During their time at The Hague they will enjoy the same rights and privileges as permanent judges, including the $16,000 a month salary.
Thirteen of the 27 judges are from Europe, including for the first time three from Eastern Europe - Hungary, the Czech Republic and the Ukraine. The rest come from Africa (6), Asia (5), Latin America (2), and North America (1).
Eight of the new appointees are women. Of the 14 permanent judges to be appointed on November 17, 2001, only one is a woman - the former vice-president of the tribunal, Judge Florence Mumba from Zambia.
Three former permanent judges are included in the 27 ad-litem ones. Lal Chand Vohrah from Malaysia has sat at the tribunal since its foundation but did not apply for a third permanent judge's mandate, which would have commenced in November 2001.
Mohamed Al-Habib Fassi Fihri from Morocco and Rafael Nieto-Navia from Colombia did seek to renew their mandates as permanent judges, but failed to secure enough votes. Posts as ad-litem judges come as something of a "consolation prize".
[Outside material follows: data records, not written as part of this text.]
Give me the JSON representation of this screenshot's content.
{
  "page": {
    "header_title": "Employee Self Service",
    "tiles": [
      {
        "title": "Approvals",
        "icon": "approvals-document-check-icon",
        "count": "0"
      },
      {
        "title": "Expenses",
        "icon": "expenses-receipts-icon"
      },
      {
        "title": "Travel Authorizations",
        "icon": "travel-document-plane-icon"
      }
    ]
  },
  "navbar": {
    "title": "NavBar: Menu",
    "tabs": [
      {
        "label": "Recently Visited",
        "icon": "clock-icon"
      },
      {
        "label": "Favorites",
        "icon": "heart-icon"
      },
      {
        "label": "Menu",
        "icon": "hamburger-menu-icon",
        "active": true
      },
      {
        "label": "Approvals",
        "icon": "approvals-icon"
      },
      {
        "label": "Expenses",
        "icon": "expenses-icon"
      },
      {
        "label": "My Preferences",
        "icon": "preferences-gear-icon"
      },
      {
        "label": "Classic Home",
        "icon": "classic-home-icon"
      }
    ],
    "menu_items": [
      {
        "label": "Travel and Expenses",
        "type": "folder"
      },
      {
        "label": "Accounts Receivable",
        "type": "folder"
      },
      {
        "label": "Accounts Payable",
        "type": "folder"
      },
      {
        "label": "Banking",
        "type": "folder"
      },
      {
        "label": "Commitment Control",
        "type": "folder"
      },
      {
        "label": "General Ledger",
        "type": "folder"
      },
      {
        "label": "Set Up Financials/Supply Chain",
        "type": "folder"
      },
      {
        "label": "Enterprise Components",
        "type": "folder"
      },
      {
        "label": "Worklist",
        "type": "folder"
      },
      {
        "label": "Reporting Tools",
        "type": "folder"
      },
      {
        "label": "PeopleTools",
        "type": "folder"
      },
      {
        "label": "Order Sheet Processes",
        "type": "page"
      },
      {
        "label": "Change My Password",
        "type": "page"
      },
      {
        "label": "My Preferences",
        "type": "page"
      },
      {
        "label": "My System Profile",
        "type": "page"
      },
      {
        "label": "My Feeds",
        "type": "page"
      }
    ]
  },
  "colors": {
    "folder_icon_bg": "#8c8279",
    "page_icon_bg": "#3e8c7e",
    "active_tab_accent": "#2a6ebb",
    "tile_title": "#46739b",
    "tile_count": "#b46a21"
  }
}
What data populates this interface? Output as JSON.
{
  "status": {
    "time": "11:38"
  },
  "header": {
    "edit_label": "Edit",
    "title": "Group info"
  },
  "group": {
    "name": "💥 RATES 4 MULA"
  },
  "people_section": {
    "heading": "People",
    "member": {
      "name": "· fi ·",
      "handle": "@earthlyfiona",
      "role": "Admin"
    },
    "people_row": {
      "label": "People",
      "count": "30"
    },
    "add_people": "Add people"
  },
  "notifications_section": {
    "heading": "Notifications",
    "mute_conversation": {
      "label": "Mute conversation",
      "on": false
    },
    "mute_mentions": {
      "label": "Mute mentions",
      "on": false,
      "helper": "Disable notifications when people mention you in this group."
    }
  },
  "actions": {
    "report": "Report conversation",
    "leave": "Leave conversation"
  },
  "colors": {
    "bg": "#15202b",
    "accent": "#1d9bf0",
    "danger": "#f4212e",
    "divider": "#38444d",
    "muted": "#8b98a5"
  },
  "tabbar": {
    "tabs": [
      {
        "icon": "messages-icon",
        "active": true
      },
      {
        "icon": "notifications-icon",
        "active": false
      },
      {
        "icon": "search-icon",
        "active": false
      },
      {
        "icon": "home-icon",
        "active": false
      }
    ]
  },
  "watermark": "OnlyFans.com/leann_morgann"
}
One of the most interesting details to come out of the UN General Assembly process was the participation, for the first time, of the Mexican representative. Previously Mexico has abstained from voting for tribunal judges on the grounds that the country disapproved of the way the UN Security Council went about setting up ad-hoc courts.
The Mexican representative reiterated the principal objections last week, but said he would participate in the voting because his country "recognised the contributions the tribunals had made in ...bringing justice to those responsible for serious crimes of international relevance".
Mirko Klarin is IWPR senior editor for the war crimes tribunal and editor-in-chief of SENSE News Agency.
As coronavirus sweeps the globe, IWPR’s network of local reporters, activists and analysts are examining the economic, social and political impact of this era-defining pandemic.
- Europe & Eurasia
- Latin America
- Middle East & North Africa
- Focus Pages
- Training & Resources
- Print Publications
- IWPR Spotlight